Amanda on June 23rd, 2006
Boeuf Quercynois

Boeuf Quercynois

Boeuf Quercynois

Every region of France has it’s own classic stew or casserole. The most famous, and certainly the most abused beef stew must be Boeuf Bourguignon, closely followed now by the increasingly popular Provencal Daube. In the Languedoc, just south of the Quercy, the king of casseroles reigns supreme, it’s the land of the Cassoulet. However we are splendidly situated for an outstanding casserole of own. To the south we have access to the finest haricots in the world. Just to the north, in the Limousin, some of the finest beef in France. In the west of the province the great Marmande tomatoes beg to be included and right on our doorstep the deepest, darkest, richest wines known to man. This is my own version of a time-honoured recipe that I first ate in the ancient stone kitchen of a nearby farmhouse. I present for your delectation, Boeuf Quercynois. Read More »
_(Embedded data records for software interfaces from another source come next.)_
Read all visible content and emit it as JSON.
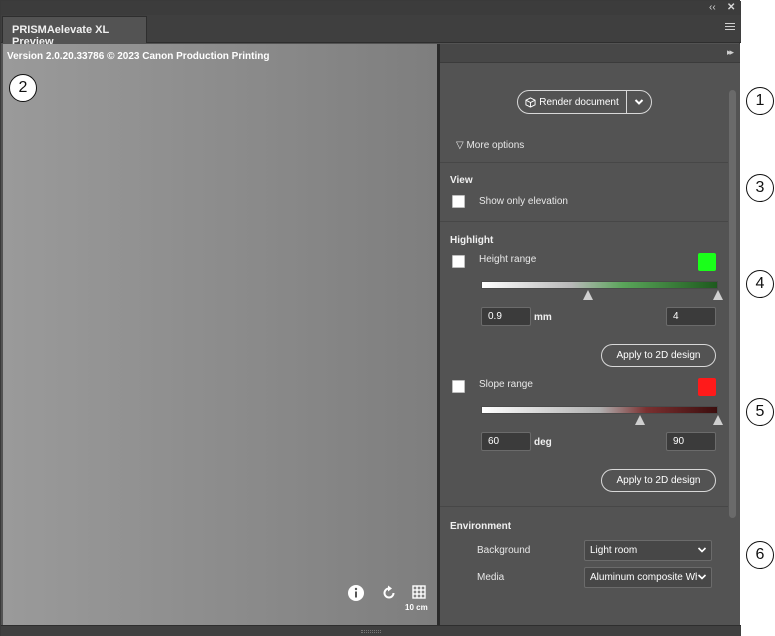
{
  "window": {
    "tab_title": "PRISMAelevate XL Preview",
    "titlebar_buttons": [
      "collapse-icon",
      "close-icon"
    ]
  },
  "preview": {
    "version_text": "Version 2.0.20.33786 © 2023 Canon Production Printing",
    "tool_icons": [
      "info-icon",
      "reset-view-icon",
      "grid-icon"
    ],
    "grid_scale_label": "10 cm"
  },
  "sidebar": {
    "render_button_label": "Render document",
    "more_options_label": "▽ More options",
    "view": {
      "title": "View",
      "show_only_elevation_label": "Show only elevation",
      "show_only_elevation_checked": false
    },
    "highlight": {
      "title": "Highlight",
      "height_range": {
        "label": "Height range",
        "checked": false,
        "color": "#1aff1a",
        "min_value": "0.9",
        "max_value": "4",
        "unit": "mm",
        "apply_label": "Apply to 2D design",
        "slider_min_fraction": 0.45,
        "slider_max_fraction": 1.0
      },
      "slope_range": {
        "label": "Slope range",
        "checked": false,
        "color": "#ff1a1a",
        "min_value": "60",
        "max_value": "90",
        "unit": "deg",
        "apply_label": "Apply to 2D design",
        "slider_min_fraction": 0.67,
        "slider_max_fraction": 1.0
      }
    },
    "environment": {
      "title": "Environment",
      "background_label": "Background",
      "background_value": "Light room",
      "media_label": "Media",
      "media_value": "Aluminum composite Wh"
    }
  },
  "callouts": [
    "1",
    "2",
    "3",
    "4",
    "5",
    "6"
  ]
}
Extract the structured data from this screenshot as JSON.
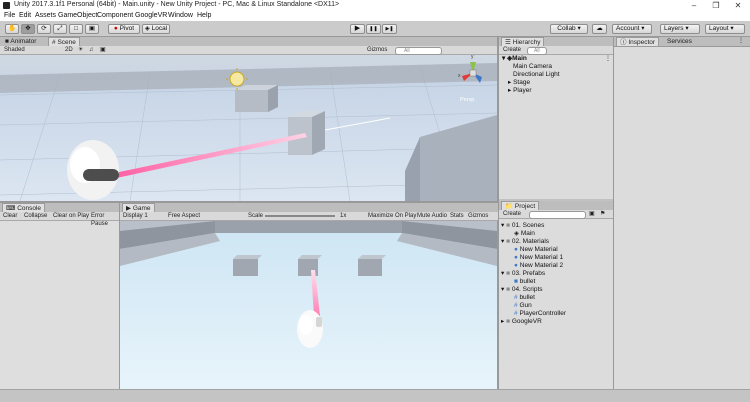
{
  "window": {
    "title": "Unity 2017.3.1f1 Personal (64bit) - Main.unity - New Unity Project - PC, Mac & Linux Standalone <DX11>",
    "controls": [
      "–",
      "❐",
      "✕"
    ]
  },
  "menu": [
    "File",
    "Edit",
    "Assets",
    "GameObject",
    "Component",
    "GoogleVR",
    "Window",
    "Help"
  ],
  "toolbar": {
    "tools": [
      "hand-tool",
      "move-tool",
      "rotate-tool",
      "scale-tool",
      "rect-tool",
      "transform-tool"
    ],
    "pivot_label": "Pivot",
    "local_label": "Local",
    "play": "▶",
    "pause": "❚❚",
    "step": "▶❚",
    "collab_label": "Collab ▾",
    "account_label": "Account",
    "layers_label": "Layers",
    "layout_label": "Layout"
  },
  "scene_panel": {
    "tabs": [
      "Animator",
      "Scene"
    ],
    "shading": "Shaded",
    "mode_2d": "2D",
    "gizmos": "Gizmos",
    "search_placeholder": "All",
    "persp_label": "Persp",
    "axis_x": "x",
    "axis_y": "y"
  },
  "hierarchy": {
    "tab": "Hierarchy",
    "create_label": "Create",
    "search_placeholder": "All",
    "scene_name": "Main",
    "items": [
      "Main Camera",
      "Directional Light",
      "Stage",
      "Player"
    ]
  },
  "inspector": {
    "tabs": [
      "Inspector",
      "Services"
    ]
  },
  "console": {
    "tab": "Console",
    "buttons": [
      "Clear",
      "Collapse",
      "Clear on Play",
      "Error Pause"
    ]
  },
  "game_panel": {
    "tab": "Game",
    "display": "Display 1",
    "aspect": "Free Aspect",
    "scale_label": "Scale",
    "scale_value": "1x",
    "options": [
      "Maximize On Play",
      "Mute Audio",
      "Stats",
      "Gizmos"
    ]
  },
  "project": {
    "tab": "Project",
    "create_label": "Create",
    "folders": [
      {
        "name": "01. Scenes",
        "children": [
          "Main"
        ]
      },
      {
        "name": "02. Materials",
        "children": [
          "New Material",
          "New Material 1",
          "New Material 2"
        ]
      },
      {
        "name": "03. Prefabs",
        "children": [
          "bullet"
        ]
      },
      {
        "name": "04. Scripts",
        "children": [
          "bullet",
          "Gun",
          "PlayerController"
        ]
      },
      {
        "name": "GoogleVR",
        "children": []
      }
    ]
  },
  "colors": {
    "accent_blue": "#3b78c9",
    "laser": "#ff6fa8",
    "toolbar_bg": "#cbcbcb",
    "panel_bg": "#dcdcdc"
  }
}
French Beef and Bean Casserole from French Life

Amanda on June 1st, 2006
Albas Wine Festival

Albas Wine Festival

We’re all recovering from one of the most arduous fetes of the year! Albas Wine Festival is an outstanding event. Six or seven thousand people – according to the Mairie – crammed tightly into one of the smallest and prettiest villages on the river. Naturally we always feel obliged to attend, as we happen to be in the commune of Albas. So – purely in the course of duty – we went along to sample this year’s vintages. It happened to be an exceptionally hot day and by six o’clock the narrow road that winds downhill to the little medieval village was shimmering in a heat haze. After payment of our statutory twelve euros and receipt of the little glass engraved with the legend:
Le bon air est dans les caves
27th Mai 2006 – Albas

We were free to wander the cobbled streets and imbibe as much as we liked of the nine wines on offer. Now if you happen to be doing this in a truly scholarly sense – as of course I was – it soon becomes a little tricky to distinguish one from another, if you happen to have an empty tummy as well it rapidly becomes rather difficult to walk in a straight line! I reached this point in the cool darkness of cave number six. These caves are the original cellars of the village houses, hewn out of the very rock on which Albas was built. I found myself leaning against the wall grinning inanely at the Maire. Shortly afterwards I was force fed a Rocamadour sandwich to sober me up. Read More »

Albas Wine Festival 2006 from French Life